The project began on October 6, 1909, when a group of prominent agriculturalists set themselves up as an informal commission to select candidates for admittance to an Illinois Farmers' Hall of Fame. Their stated purpose was not only "to give historical permanence and value to the labors of these great leaders, but by examples and instance to stimulate endeavors on the part of the younger men in order that this development so gloriously begun may proceed to its highest achievement."
Deciding promptly that the first name to be honored would be that of Cyrus Hall McCormick, the inventor of the reaper, they acquired his likeness and hung it that December. The other seven arrived in fairly regular succession until the dedication in 1917 of the last one, the portrait of Frank H. Hall, for many years an important figure in the Illinois Farmers' Institute. When in 1923 university trustees vetoed a proposal to have the university preserve ''by portraits, the faces of men who have had by conspicuous achievement rendered valuable service to agriculture," the Illinois Farm.ers' Hall of Fame project (and the agriculturalists' commission) came to an end.
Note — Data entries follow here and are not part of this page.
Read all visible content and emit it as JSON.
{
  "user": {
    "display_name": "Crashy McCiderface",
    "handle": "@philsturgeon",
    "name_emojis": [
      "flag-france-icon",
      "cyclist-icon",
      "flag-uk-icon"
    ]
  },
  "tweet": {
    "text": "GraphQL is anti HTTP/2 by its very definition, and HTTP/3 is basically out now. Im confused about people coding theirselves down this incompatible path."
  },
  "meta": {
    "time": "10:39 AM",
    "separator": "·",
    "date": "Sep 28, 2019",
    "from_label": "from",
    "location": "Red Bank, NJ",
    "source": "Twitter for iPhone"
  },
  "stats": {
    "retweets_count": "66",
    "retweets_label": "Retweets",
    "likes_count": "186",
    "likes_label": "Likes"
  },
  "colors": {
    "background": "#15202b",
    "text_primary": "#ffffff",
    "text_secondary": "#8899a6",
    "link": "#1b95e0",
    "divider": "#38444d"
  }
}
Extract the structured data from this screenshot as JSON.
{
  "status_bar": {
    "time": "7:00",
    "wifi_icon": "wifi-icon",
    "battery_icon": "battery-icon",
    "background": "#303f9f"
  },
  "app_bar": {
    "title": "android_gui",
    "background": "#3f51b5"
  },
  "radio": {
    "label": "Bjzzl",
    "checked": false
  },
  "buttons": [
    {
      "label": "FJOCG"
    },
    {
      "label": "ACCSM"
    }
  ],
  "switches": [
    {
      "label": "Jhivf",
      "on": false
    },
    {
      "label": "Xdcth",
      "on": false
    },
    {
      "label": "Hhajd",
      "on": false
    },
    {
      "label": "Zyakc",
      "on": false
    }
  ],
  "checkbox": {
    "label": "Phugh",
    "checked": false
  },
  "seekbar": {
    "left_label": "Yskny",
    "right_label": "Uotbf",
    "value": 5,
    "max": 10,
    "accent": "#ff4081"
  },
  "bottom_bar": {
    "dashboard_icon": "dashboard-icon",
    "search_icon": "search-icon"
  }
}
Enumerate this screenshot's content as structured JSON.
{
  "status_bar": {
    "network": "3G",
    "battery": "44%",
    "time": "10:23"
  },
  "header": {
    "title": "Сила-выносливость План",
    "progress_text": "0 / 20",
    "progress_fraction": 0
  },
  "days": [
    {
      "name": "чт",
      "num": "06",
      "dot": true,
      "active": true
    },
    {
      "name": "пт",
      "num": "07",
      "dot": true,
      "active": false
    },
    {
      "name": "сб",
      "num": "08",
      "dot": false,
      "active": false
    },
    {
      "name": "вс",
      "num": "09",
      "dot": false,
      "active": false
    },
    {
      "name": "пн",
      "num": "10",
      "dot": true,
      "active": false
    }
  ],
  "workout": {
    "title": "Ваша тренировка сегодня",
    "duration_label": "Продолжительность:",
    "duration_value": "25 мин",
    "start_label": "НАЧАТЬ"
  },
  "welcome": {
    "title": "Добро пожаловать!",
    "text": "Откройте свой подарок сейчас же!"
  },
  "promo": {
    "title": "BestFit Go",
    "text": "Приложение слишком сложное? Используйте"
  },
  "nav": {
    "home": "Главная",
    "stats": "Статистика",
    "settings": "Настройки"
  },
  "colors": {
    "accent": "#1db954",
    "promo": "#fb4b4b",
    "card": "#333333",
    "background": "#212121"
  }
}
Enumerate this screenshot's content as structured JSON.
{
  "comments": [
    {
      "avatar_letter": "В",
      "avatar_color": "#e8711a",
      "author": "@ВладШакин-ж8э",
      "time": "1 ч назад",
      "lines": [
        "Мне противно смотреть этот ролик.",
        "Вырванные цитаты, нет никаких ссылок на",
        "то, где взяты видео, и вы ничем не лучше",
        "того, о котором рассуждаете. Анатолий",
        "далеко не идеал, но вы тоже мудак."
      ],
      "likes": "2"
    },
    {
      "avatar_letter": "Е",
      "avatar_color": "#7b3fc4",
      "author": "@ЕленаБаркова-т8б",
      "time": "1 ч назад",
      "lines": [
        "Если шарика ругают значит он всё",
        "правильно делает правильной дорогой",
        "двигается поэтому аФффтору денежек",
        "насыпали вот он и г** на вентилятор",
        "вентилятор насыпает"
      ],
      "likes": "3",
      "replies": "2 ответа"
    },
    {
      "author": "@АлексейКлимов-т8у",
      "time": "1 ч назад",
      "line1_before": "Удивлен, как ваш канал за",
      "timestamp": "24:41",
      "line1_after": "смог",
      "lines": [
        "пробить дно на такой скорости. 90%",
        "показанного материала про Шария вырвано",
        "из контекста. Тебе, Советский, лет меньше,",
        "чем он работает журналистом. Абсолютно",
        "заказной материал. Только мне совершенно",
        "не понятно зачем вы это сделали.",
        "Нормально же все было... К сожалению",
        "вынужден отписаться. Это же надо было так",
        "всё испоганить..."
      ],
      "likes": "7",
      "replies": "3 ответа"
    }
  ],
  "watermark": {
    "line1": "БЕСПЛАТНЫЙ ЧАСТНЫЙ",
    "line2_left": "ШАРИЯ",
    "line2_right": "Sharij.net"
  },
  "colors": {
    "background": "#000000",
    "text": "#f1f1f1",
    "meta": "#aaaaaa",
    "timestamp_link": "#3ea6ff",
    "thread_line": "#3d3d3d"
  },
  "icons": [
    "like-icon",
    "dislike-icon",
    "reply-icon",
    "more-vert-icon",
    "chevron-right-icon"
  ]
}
Edward J. Finley Timmons, a Chicagoan, adapted Lawton Parker's painting of Philip D. Armour for the commission. Newton Alonzo Wells, creator of the Altgeld Hall murals, depicted Benjamin F. Harris. Oliver D. Grover did the one of Frank H. Hall. The famous Chicago artist Ralph Clarkson portrayed William Parlin, but the painting disappeared with the move to the library. Unknown artists rendered three others: McCormick, Isaac Funk, and James N. Brown. The likeness of Jonathan B. Turner is not a painting but an enlarged photograph of an 1853 daguerreotype.